Alexandra Dickinson of “Ask For It” shares negotiation tips and tactics for honoring your worth.
– KEYS SOULCARE
We might know how to identify our wants and needs, but actually asking for them? Now that’s a different story. Which is why today, we’re calling on an expert. From in-house roles at Fortune 500 companies to speaking gigs at SXSW, negotiation coach and Ask For It founder Alexandra Dickinson has a passion for doubling down on her clients’ worth — and not letting them leave what they want (or their integrity) on the table.
Here’s our chat about tools for staying true to you, while getting to “yes” more often.
How does negotiation help us tap into our own self-worth?
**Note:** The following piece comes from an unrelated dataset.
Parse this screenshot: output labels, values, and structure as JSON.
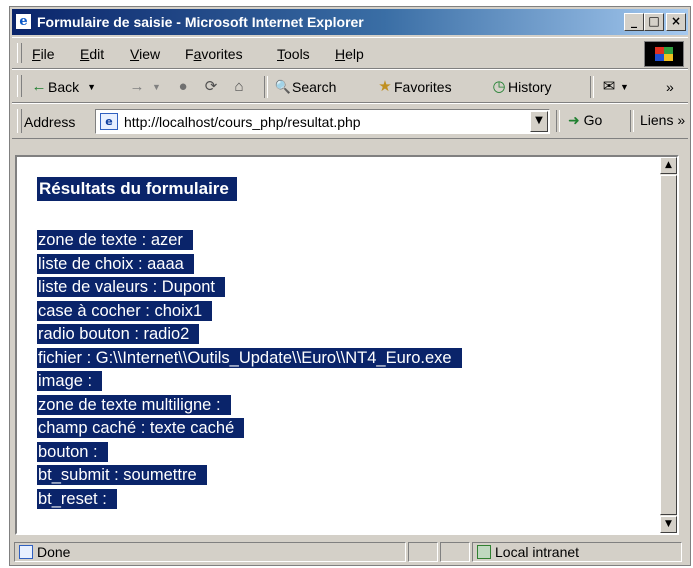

You can follow any script you want, you can research until you know everything there is to know about what you’re asking for… but none of that will matter if deep down inside, you don’t believe you’re worth it. You can’t control your counterpart’s emotions or reactions, but you can bring your best self to the table and show them a part of who you really are.
What are some common misconceptions or limiting beliefs we all have about negotiating?
I often ask people to share some words that come to mind when they think about negotiation. Typical responses include “intimidating”, “self-serving”, “scary”, “icky”… even “greedy.” As women — and especially for, say, moms — some of us are socialized to look after everyone else’s needs before our own.
What are a few physical ways we can boost our own confidence when preparing to negotiate?
A lot of the tips I’ve heard generally equate to telling women to act more like men, which I’m not into. I advise anyone entering a negotiation to ask what makes them feel confident. For example, sit with your legs crossed. Now sit with both feet on the floor. Which feels better to you? That’s not as much managing how the other person sees you — something you ultimately can’t control — as how you feel inside your body.
Also, role play the conversation out loud with someone who will give candid-but-kind feedback. Thinking about what you’re going to say is not the same thing as engaging with another human being.
And what about mental and emotional prep?
Ask yourself: Literally, how much are you willing to pay to avoid an awkward conversation? What would you do with that money if someone handed it to you right now, if all you had to do was ask? It might be a bit awkward, or intimidating, but know this: Once you’ve had the feeling of speaking up for yourself and ending up in a better place as a result, you’ll never be tempted to stay silent.
Another of my favorites is to give yourself an incentive — something specific and special — if you get what you’re asking for. It can be a meal out at a hot new restaurant (once that’s a “thing” again), a piece of jewelry, or something for your home. But it should be a treat for you!
What do you feel prepared to ask for next? Share your thoughts in the comments!